- TASK -
List every line below containing "group".
━━━━━ DATASET RECORDS
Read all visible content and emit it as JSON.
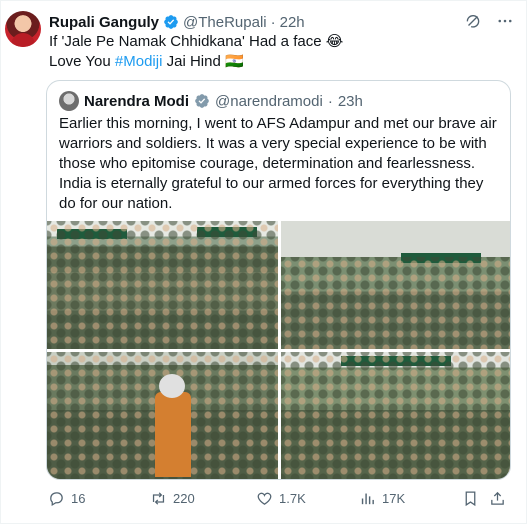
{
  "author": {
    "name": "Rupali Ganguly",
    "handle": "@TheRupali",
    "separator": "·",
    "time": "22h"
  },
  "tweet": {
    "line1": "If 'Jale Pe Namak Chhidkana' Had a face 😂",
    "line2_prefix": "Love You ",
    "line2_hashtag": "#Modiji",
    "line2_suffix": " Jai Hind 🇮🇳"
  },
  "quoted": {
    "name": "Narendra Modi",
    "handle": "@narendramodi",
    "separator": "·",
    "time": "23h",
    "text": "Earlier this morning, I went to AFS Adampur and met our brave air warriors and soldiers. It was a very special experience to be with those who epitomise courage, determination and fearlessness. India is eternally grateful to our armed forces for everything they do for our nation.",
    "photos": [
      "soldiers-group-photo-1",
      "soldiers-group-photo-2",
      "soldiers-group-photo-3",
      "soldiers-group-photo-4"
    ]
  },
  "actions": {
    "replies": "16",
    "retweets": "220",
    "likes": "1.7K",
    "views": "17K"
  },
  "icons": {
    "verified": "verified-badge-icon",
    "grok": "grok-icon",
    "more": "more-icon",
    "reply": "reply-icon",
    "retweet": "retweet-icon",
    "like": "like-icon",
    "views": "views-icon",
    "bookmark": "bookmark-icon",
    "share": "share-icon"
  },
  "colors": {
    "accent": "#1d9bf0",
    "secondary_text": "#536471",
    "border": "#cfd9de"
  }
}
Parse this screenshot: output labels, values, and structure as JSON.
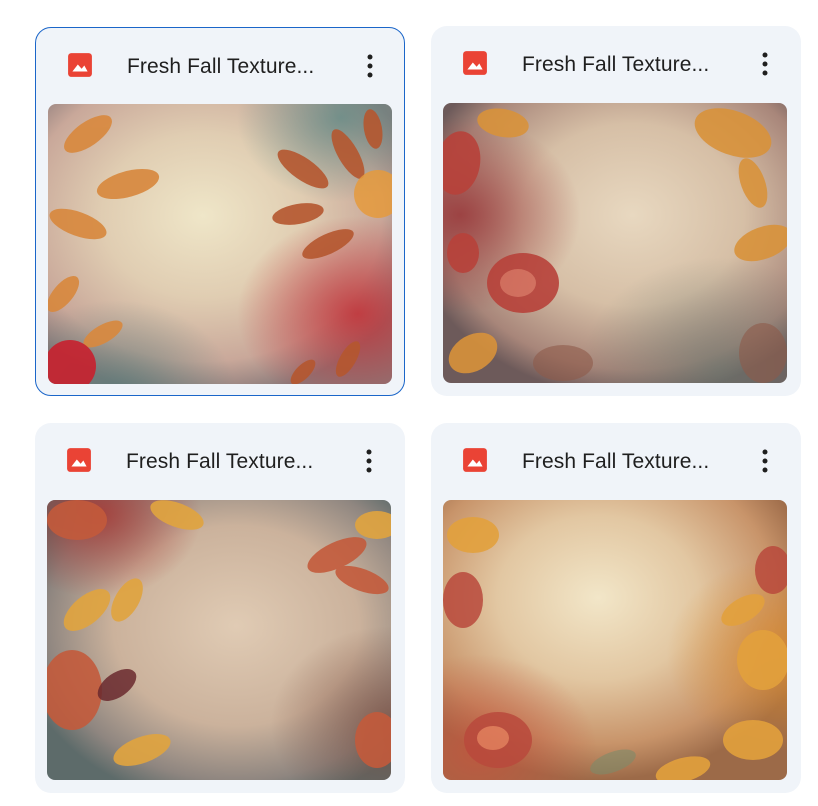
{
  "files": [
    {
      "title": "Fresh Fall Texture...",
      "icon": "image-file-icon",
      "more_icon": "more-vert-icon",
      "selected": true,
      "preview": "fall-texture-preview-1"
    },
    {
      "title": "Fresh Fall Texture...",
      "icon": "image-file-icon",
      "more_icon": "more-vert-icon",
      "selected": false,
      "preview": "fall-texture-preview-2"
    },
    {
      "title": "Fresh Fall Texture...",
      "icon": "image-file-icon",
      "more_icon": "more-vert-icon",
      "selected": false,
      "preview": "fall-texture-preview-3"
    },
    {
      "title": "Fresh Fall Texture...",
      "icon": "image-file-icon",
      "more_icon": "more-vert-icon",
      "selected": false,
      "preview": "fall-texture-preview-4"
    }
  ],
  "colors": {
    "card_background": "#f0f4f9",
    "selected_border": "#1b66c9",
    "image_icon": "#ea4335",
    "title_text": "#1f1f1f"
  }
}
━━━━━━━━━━
- RESULT OF THE EXERCISE -
      "soldiers-group-photo-1",
      "soldiers-group-photo-2",
      "soldiers-group-photo-3",
      "soldiers-group-photo-4"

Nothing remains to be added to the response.